According to the American Medical Association, only 10% of physicians practice in rural areas. Of those 10%, about 27% are older than 55 and on their way to retirement. The entire nation is experiencing the impact of physician shortages, but rural areas are feeling the pinch even more.

If you’re still considering your physician career path, it’s worth it to give rural practice more consideration. “Rural practice” sounds like a curse, though, doesn’t it? If your mind is dancing with images of cornfields, dilapidated old porches and scenes from Deliverance, you’re not alone — there’s a stigma that comes with rural areas, which is why so many physicians write off the idea of small-town practice altogether.

However, positions in rural areas are among the most rewarding, lucrative and fulfilling jobs available, and many of the stigmas are unwarranted. Your opinion depends on your perspective and priorities of course, but many doctors — including those who thought they’d never flee city life — find these areas incredibly rewarding.

When planning your physician career search, geographic location is one of the biggest factors that comes into play. You’ll need to consider proximity to your family, lifestyle preferences and the needs and wants of your spouse and children. Stage 4 in the Adventures in Medicine Online Resource Library covers these topics thoroughly.

For some, rural areas fit the bill perfectly. Many have surprisingly large and advanced community health centers and are within reasonable driving distance to mid-sized and major urban centers.

Here are four reasons you might want to consider a physician career in a rural area:

1) Rural Hospitals and Health Centers Typically Offer Superior Compensation

As a general rule, physician pay decreases as population increases. First-year physicians in rural areas make roughly 10% more than those in mid-sized cities, and about 20% more than those in large metro areas. These numbers are rough, and you also have to consider regional markets — compensation also varies across the Southern, Midwestern, Western and Eastern United States.

For more detailed info, see our previous post: How the Average Physician Salary Varies by Location.

2) A Physician Career in a Rural Area Provides An Excellent Sense of Community

Physicians in smaller towns and cities can stay just as busy as those in major metro areas, but they’re able to form connections with their patients. Getting to know families and members of the community is incredibly rewarding for rural physicians, and it allows them to feel more connected and involved.

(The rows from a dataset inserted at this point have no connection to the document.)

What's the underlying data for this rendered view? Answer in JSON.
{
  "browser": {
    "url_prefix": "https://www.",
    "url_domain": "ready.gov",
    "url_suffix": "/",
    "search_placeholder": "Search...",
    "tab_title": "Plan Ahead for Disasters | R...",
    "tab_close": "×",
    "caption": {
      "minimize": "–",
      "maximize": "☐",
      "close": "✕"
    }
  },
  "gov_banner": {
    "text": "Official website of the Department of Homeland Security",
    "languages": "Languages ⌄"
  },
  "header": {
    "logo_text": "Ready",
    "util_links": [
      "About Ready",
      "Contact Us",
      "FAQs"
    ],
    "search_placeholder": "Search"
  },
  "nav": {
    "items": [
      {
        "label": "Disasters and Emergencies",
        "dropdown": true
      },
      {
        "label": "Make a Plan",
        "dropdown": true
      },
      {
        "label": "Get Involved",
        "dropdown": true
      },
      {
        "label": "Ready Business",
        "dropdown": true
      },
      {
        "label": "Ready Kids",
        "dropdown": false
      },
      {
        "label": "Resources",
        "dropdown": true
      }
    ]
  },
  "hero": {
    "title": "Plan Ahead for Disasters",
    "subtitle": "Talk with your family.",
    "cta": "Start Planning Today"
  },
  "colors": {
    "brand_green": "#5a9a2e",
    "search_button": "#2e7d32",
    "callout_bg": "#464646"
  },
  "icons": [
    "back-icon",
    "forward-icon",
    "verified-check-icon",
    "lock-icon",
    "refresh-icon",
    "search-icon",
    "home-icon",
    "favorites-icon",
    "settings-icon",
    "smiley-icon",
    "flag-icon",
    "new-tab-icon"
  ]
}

3) It’s Easier to Afford a Better Quality of Life

Many new doctors (especially first-time homebuyers) are blown away at the differences in housing costs for rural and metro areas. The price difference for similar houses in rural and metro areas can be hundreds of thousands of dollars. Even if you’re making an impressive salary, housing costs aren’t something you should take lightly.

Plus, rural areas are less congested and often have easy access to outdoor opportunities. If urban amenities are important to you, you can look for a physician career within driving distance of a mid-sized or major city to experience the best of both worlds.

4) You Can Take Charge of Your Physician Career and Be a Leader in the Community

For many physicians, autonomy and leadership are incredibly important. Positions in smaller communities are much more conducive to these values. Rather than playing a “supporting role” in a vast health system, physicians in rural communities are often at the front and center, forming bonds with patients, making key decisions and becoming leaders within the communities they serve. It’s easier for them to see the direct impact that their work has on others.

What are your thoughts on a physician career in a rural area?    


Though the views expressed above are solely the writer’s, Guthrie Clinic supports “The Dose with Dr. Goodhook” and is partnering with Adventures in Medicine to create an open, inspiring and insightful community for residents and physicians. Click here to learn more about ways that Guthrie Clinic is making practice purposeful.